I am working on a project that randomly reads and writes large blocks of data from EEPROM, based on user input. I have used the EEPROM before, but I never really thought about this. In the operations described in the standard eeprom.h file (documentation), you always have to add a typecast to a known address location. For example:
DATA_BYTE = eeprom_read_byte((uint8_t*)LOCATION);
This makes sense, but what i don't understand is its use for larger data, such as the following:
DATA_DWORD = eeprom_read_dword((uint32_t*)LOCATION);
Is the typecast (unit32_t) describing the pointer size, or the size of data being pointed to? I know the ATmega328p has 1kBytes of EEPROM, meaning it would take a 16 bit pointer to hold the address to a single data byte.
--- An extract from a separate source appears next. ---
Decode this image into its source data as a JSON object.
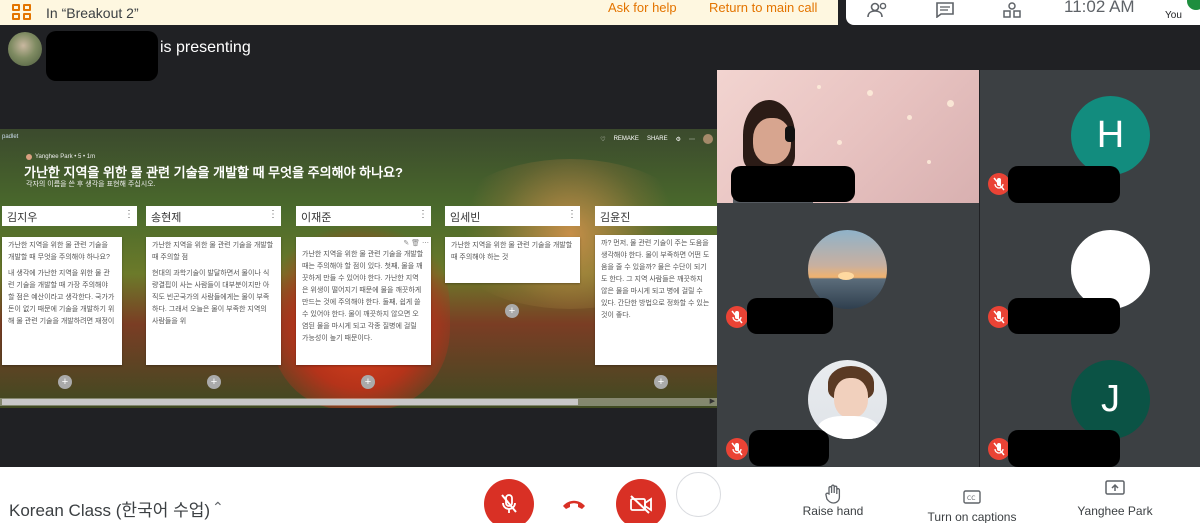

So I'm guessing this means the typecast has nothing to do with the pointer size, but the size of the data being written/read... I know it works, I would just like to understand it better.
I hope that makes sense. Thanks in advance!